Could you copy each line of the entries that contains "this"?

══ Material to process

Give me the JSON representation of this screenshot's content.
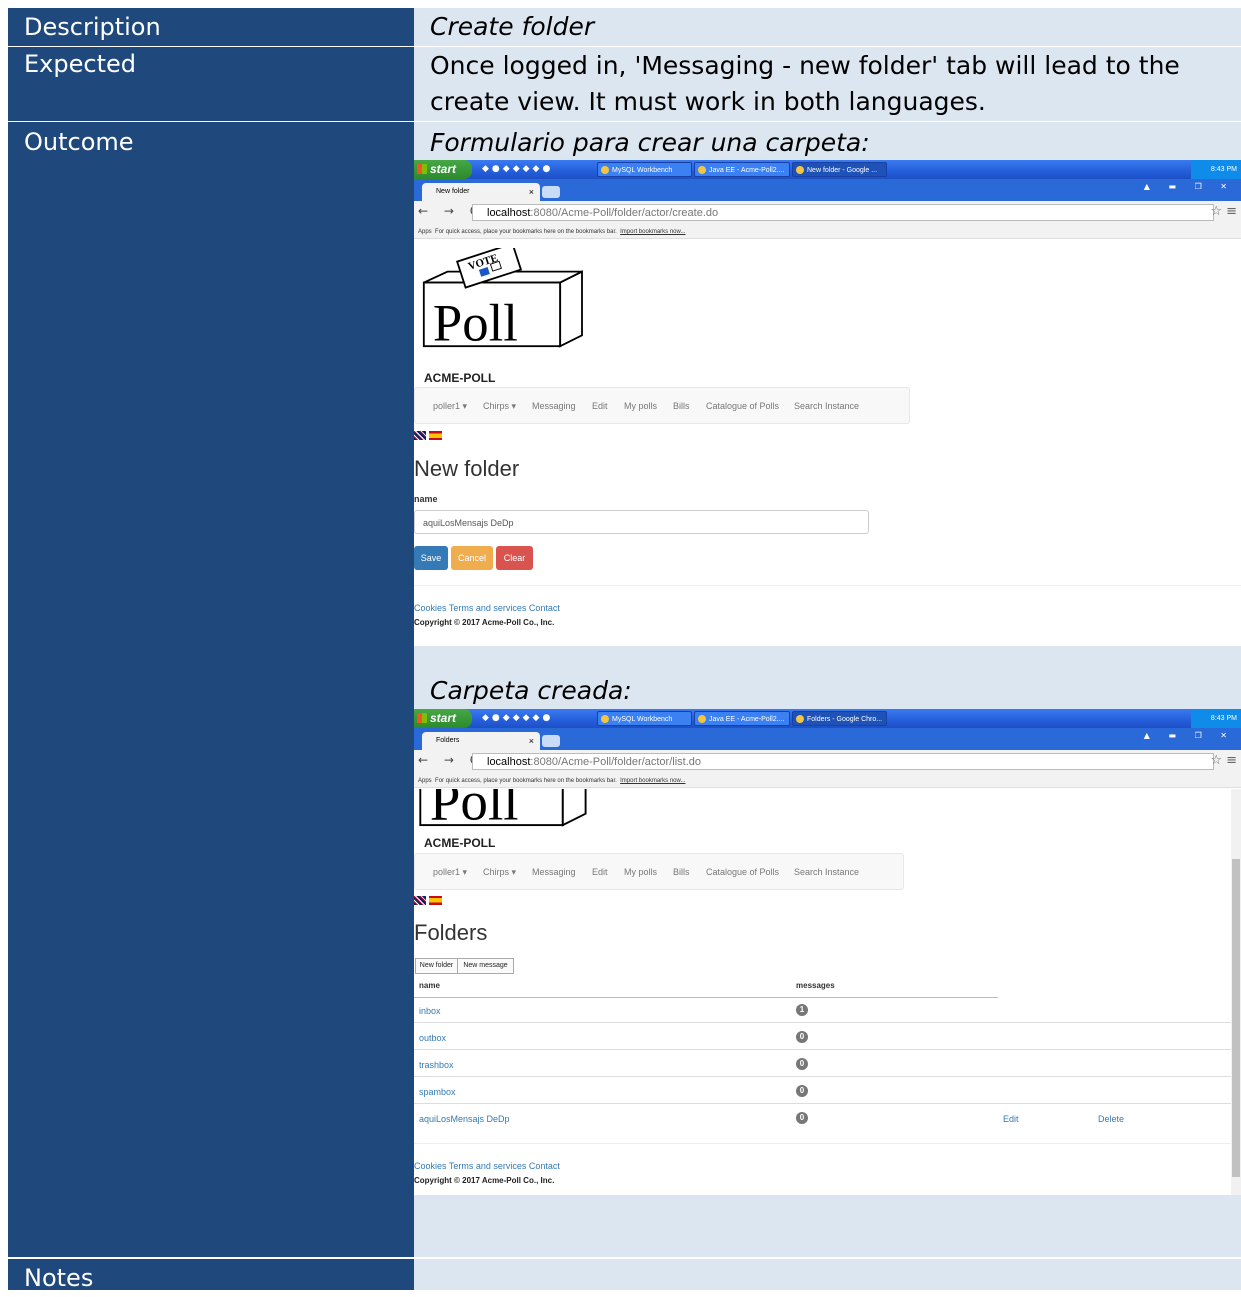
{
  "rows": {
    "description": {
      "label": "Description",
      "value": "Create folder"
    },
    "expected": {
      "label": "Expected",
      "value_line1": "Once logged in, 'Messaging  - new folder' tab will lead to the",
      "value_line2": "create view. It must work in both languages."
    },
    "outcome": {
      "label": "Outcome",
      "caption1": "Formulario para crear una carpeta:",
      "caption2": "Carpeta creada:"
    },
    "notes": {
      "label": "Notes"
    }
  },
  "colors": {
    "label_bg": "#1f497d",
    "value_bg": "#dce6f1",
    "save": "#337ab7",
    "cancel": "#f0ad4e",
    "clear": "#d9534f"
  },
  "taskbar": {
    "start": "start",
    "tasks": [
      "MySQL Workbench",
      "Java EE - Acme-Poll2....",
      "New folder - Google ..."
    ],
    "tasks2": [
      "MySQL Workbench",
      "Java EE - Acme-Poll2....",
      "Folders - Google Chro..."
    ],
    "clock": "8:43 PM"
  },
  "shot1": {
    "tab_title": "New folder",
    "url_host": "localhost",
    "url_rest": ":8080/Acme-Poll/folder/actor/create.do",
    "bookmarks_apps": "Apps",
    "bookmarks_text": "For quick access, place your bookmarks here on the bookmarks bar.",
    "bookmarks_link": "Import bookmarks now...",
    "logo_vote": "VOTE",
    "logo_word": "Poll",
    "brand": "ACME-POLL",
    "menu": [
      "poller1 ▾",
      "Chirps ▾",
      "Messaging",
      "Edit",
      "My polls",
      "Bills",
      "Catalogue of Polls",
      "Search Instance"
    ],
    "heading": "New folder",
    "field_label": "name",
    "field_value": "aquiLosMensajs DeDp",
    "buttons": {
      "save": "Save",
      "cancel": "Cancel",
      "clear": "Clear"
    },
    "footer_links": "Cookies Terms and services Contact",
    "copyright": "Copyright © 2017 Acme-Poll Co., Inc."
  },
  "shot2": {
    "tab_title": "Folders",
    "url_host": "localhost",
    "url_rest": ":8080/Acme-Poll/folder/actor/list.do",
    "logo_word": "Poll",
    "brand": "ACME-POLL",
    "heading": "Folders",
    "buttons": {
      "new_folder": "New folder",
      "new_message": "New message"
    },
    "columns": {
      "name": "name",
      "messages": "messages"
    },
    "folders": [
      {
        "name": "inbox",
        "count": "1"
      },
      {
        "name": "outbox",
        "count": "0"
      },
      {
        "name": "trashbox",
        "count": "0"
      },
      {
        "name": "spambox",
        "count": "0"
      },
      {
        "name": "aquiLosMensajs DeDp",
        "count": "0",
        "edit": "Edit",
        "delete": "Delete"
      }
    ]
  }
}
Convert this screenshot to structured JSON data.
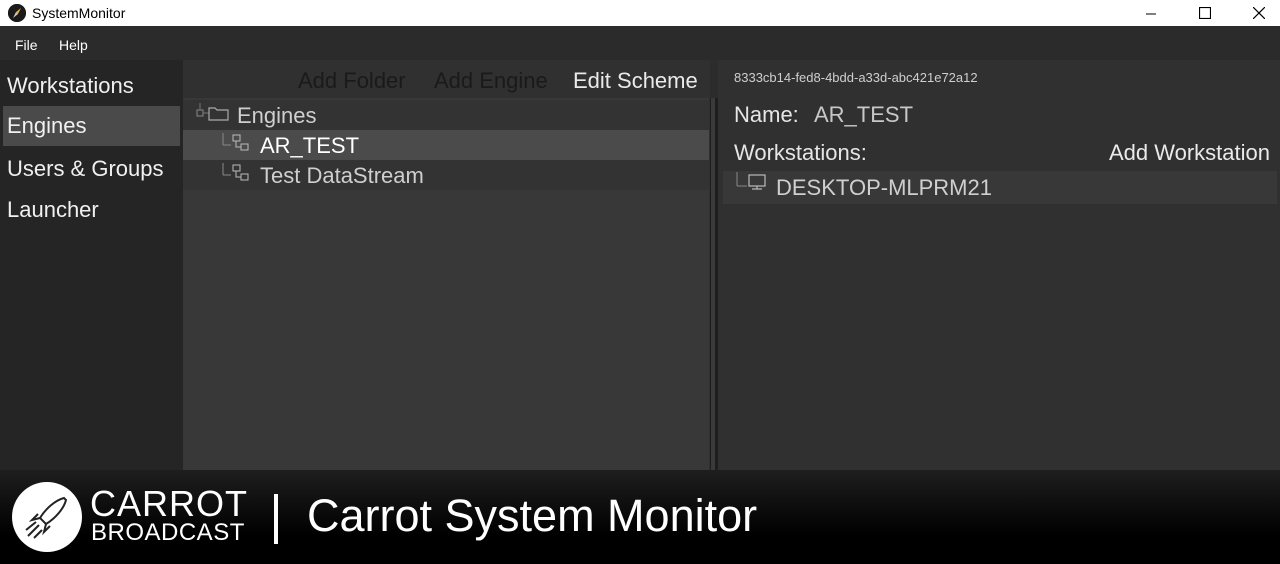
{
  "window": {
    "title": "SystemMonitor",
    "icons": {
      "app": "compass-icon",
      "minimize": "minimize-icon",
      "maximize": "maximize-icon",
      "close": "close-icon"
    }
  },
  "menu": {
    "items": [
      "File",
      "Help"
    ]
  },
  "sidebar": {
    "items": [
      {
        "label": "Workstations",
        "selected": false
      },
      {
        "label": "Engines",
        "selected": true
      },
      {
        "label": "Users & Groups",
        "selected": false
      },
      {
        "label": "Launcher",
        "selected": false
      }
    ]
  },
  "toolbar": {
    "add_folder": "Add Folder",
    "add_engine": "Add Engine",
    "edit_scheme": "Edit Scheme"
  },
  "tree": {
    "root": {
      "label": "Engines",
      "icon": "folder-icon"
    },
    "items": [
      {
        "label": "AR_TEST",
        "icon": "engine-node-icon",
        "selected": true
      },
      {
        "label": "Test DataStream",
        "icon": "engine-node-icon",
        "selected": false
      }
    ]
  },
  "details": {
    "guid": "8333cb14-fed8-4bdd-a33d-abc421e72a12",
    "name_label": "Name:",
    "name_value": "AR_TEST",
    "workstations_label": "Workstations:",
    "add_workstation": "Add Workstation",
    "workstations": [
      {
        "label": "DESKTOP-MLPRM21",
        "icon": "monitor-icon"
      }
    ]
  },
  "banner": {
    "brand_top": "CARROT",
    "brand_bottom": "BROADCAST",
    "title": "Carrot System Monitor",
    "logo_icon": "rocket-logo-icon"
  },
  "colors": {
    "background": "#2c2c2c",
    "sidebar": "#252525",
    "selected": "#4a4a4a",
    "panel": "#303030",
    "text": "#dddddd"
  }
}
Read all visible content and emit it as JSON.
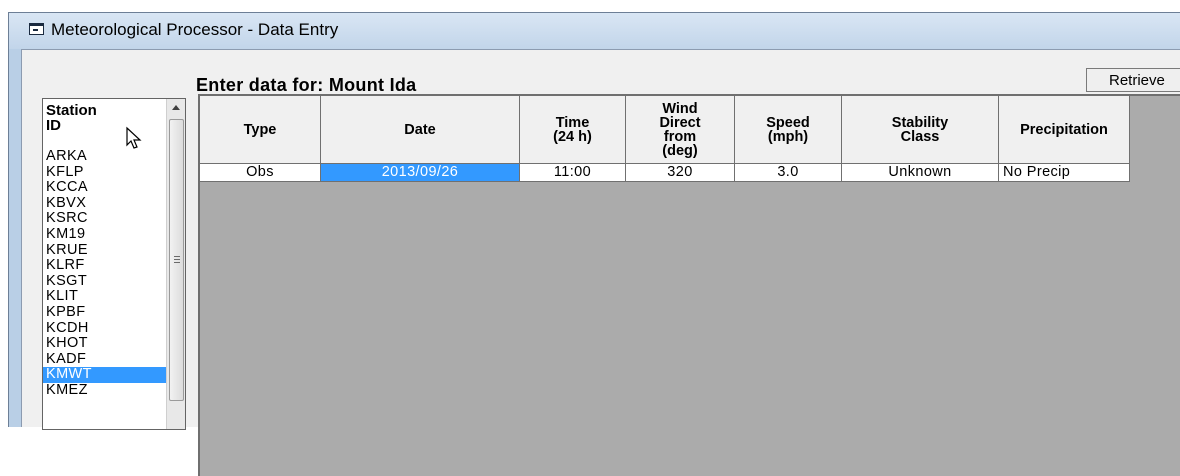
{
  "window": {
    "title": "Meteorological Processor - Data Entry"
  },
  "heading": "Enter data for: Mount Ida",
  "retrieve_label": "Retrieve",
  "station_list": {
    "header": "Station\nID",
    "items": [
      "ARKA",
      "KFLP",
      "KCCA",
      "KBVX",
      "KSRC",
      "KM19",
      "KRUE",
      "KLRF",
      "KSGT",
      "KLIT",
      "KPBF",
      "KCDH",
      "KHOT",
      "KADF",
      "KMWT",
      "KMEZ"
    ],
    "selected": "KMWT"
  },
  "grid": {
    "columns": [
      "Type",
      "Date",
      "Time\n(24 h)",
      "Wind\nDirect\nfrom\n(deg)",
      "Speed\n(mph)",
      "Stability\nClass",
      "Precipitation"
    ],
    "rows": [
      [
        "Obs",
        "2013/09/26",
        "11:00",
        "320",
        "3.0",
        "Unknown",
        "No Precip"
      ]
    ]
  },
  "colors": {
    "selection": "#3399ff",
    "grid_background": "#ababab",
    "titlebar": "#c9daee"
  }
}
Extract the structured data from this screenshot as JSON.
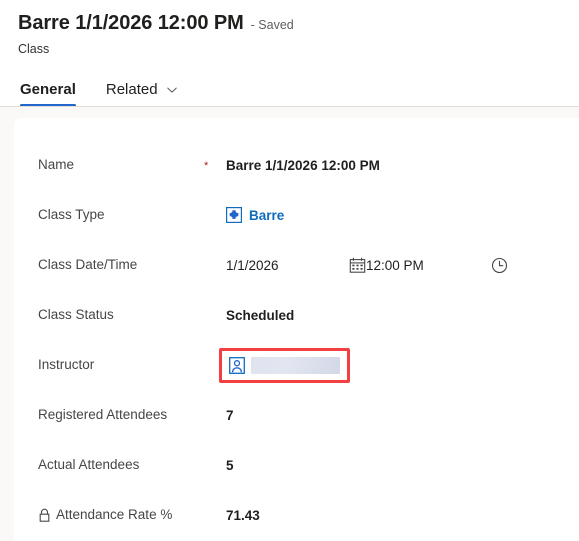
{
  "header": {
    "record_title": "Barre 1/1/2026 12:00 PM",
    "save_state": "- Saved",
    "entity_name": "Class"
  },
  "tabs": [
    {
      "label": "General",
      "active": true,
      "has_chevron": false
    },
    {
      "label": "Related",
      "active": false,
      "has_chevron": true,
      "chevron_icon": "chevron-down-icon"
    }
  ],
  "form": {
    "fields": [
      {
        "label": "Name",
        "required": true,
        "required_mark": "*",
        "type": "text",
        "value": "Barre 1/1/2026 12:00 PM",
        "bold": true,
        "locked": false
      },
      {
        "label": "Class Type",
        "required": false,
        "type": "lookup",
        "value": "Barre",
        "icon": "entity-record-icon",
        "locked": false
      },
      {
        "label": "Class Date/Time",
        "required": false,
        "type": "datetime",
        "date_value": "1/1/2026",
        "date_icon": "calendar-icon",
        "time_value": "12:00 PM",
        "time_icon": "clock-icon",
        "locked": false
      },
      {
        "label": "Class Status",
        "required": false,
        "type": "text",
        "value": "Scheduled",
        "bold": true,
        "locked": false
      },
      {
        "label": "Instructor",
        "required": false,
        "type": "lookup-loading",
        "value": "",
        "icon": "contact-person-icon",
        "highlighted": true,
        "locked": false
      },
      {
        "label": "Registered Attendees",
        "required": false,
        "type": "number",
        "value": "7",
        "bold": true,
        "locked": false
      },
      {
        "label": "Actual Attendees",
        "required": false,
        "type": "number",
        "value": "5",
        "bold": true,
        "locked": false
      },
      {
        "label": "Attendance Rate %",
        "required": false,
        "type": "number",
        "value": "71.43",
        "bold": true,
        "locked": true,
        "lock_icon": "lock-icon"
      }
    ]
  },
  "colors": {
    "accent_blue": "#2266cc",
    "link_blue": "#0f6cbd",
    "required_red": "#a4262c",
    "highlight_red": "#f23f42",
    "canvas_grey": "#faf9f8",
    "label_grey": "#484644",
    "text_dark": "#201f1e"
  }
}
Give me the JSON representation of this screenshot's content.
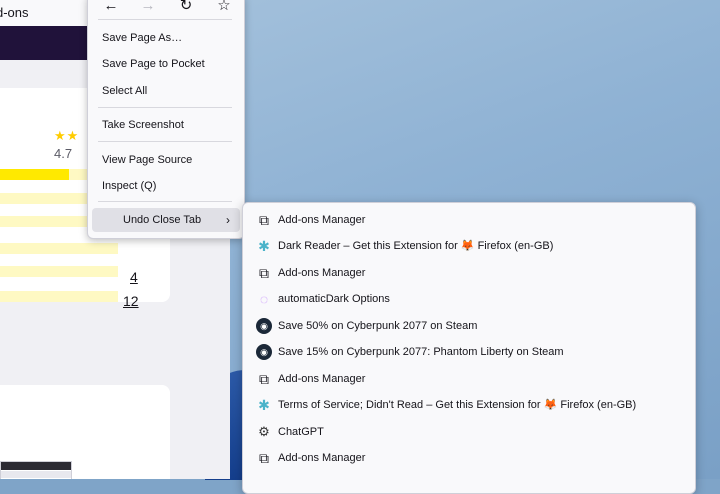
{
  "browser": {
    "tab_title": "d-ons",
    "rating_stars": "★★",
    "rating_value": "4.7",
    "rating_bars": [
      {
        "fill": 0.62
      },
      {
        "fill": 0.0
      },
      {
        "fill": 0.0
      },
      {
        "fill": 0.0
      },
      {
        "fill": 0.0
      },
      {
        "fill": 0.0
      }
    ],
    "counts": [
      "4",
      "12"
    ]
  },
  "context_menu": {
    "nav": {
      "back_icon": "←",
      "forward_icon": "→",
      "reload_icon": "↻",
      "bookmark_icon": "☆"
    },
    "items": [
      {
        "label": "Save Page As…"
      },
      {
        "label": "Save Page to Pocket"
      },
      {
        "label": "Select All"
      },
      {
        "label": "Take Screenshot"
      },
      {
        "label": "View Page Source"
      },
      {
        "label": "Inspect (Q)"
      },
      {
        "label": "Undo Close Tab",
        "arrow": "›"
      }
    ]
  },
  "undo_close_tab_submenu": {
    "items": [
      {
        "icon": "puzzle-icon",
        "glyph": "⧉",
        "label": "Add-ons Manager"
      },
      {
        "icon": "dark-reader-icon",
        "glyph": "✱",
        "label": "Dark Reader – Get this Extension for",
        "fox": "🦊",
        "suffix": "Firefox (en-GB)"
      },
      {
        "icon": "puzzle-icon",
        "glyph": "⧉",
        "label": "Add-ons Manager"
      },
      {
        "icon": "automaticdark-icon",
        "glyph": "◌",
        "label": "automaticDark Options"
      },
      {
        "icon": "steam-icon",
        "glyph": "◉",
        "label": "Save 50% on Cyberpunk 2077 on Steam"
      },
      {
        "icon": "steam-icon",
        "glyph": "◉",
        "label": "Save 15% on Cyberpunk 2077: Phantom Liberty on Steam"
      },
      {
        "icon": "puzzle-icon",
        "glyph": "⧉",
        "label": "Add-ons Manager"
      },
      {
        "icon": "tosdr-icon",
        "glyph": "✱",
        "label": "Terms of Service; Didn't Read – Get this Extension for",
        "fox": "🦊",
        "suffix": "Firefox (en-GB)"
      },
      {
        "icon": "chatgpt-icon",
        "glyph": "⚙",
        "label": "ChatGPT"
      },
      {
        "icon": "puzzle-icon",
        "glyph": "⧉",
        "label": "Add-ons Manager"
      }
    ]
  },
  "colors": {
    "menu_bg": "#f9f9fb",
    "menu_hover": "#e0e0e6",
    "rating_bar": "#ffe900",
    "site_header": "#20123a"
  }
}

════

■ Solution to the exercise ■
Give me the JSON representation of this screenshot's content.
Convert this screenshot to structured JSON data.
Extract the structured data from this screenshot as JSON.
Give me the JSON representation of this screenshot's content.
        "label": "Dark Reader – Get this Extension for",
        "label": "Terms of Service; Didn't Read – Get this Extension for",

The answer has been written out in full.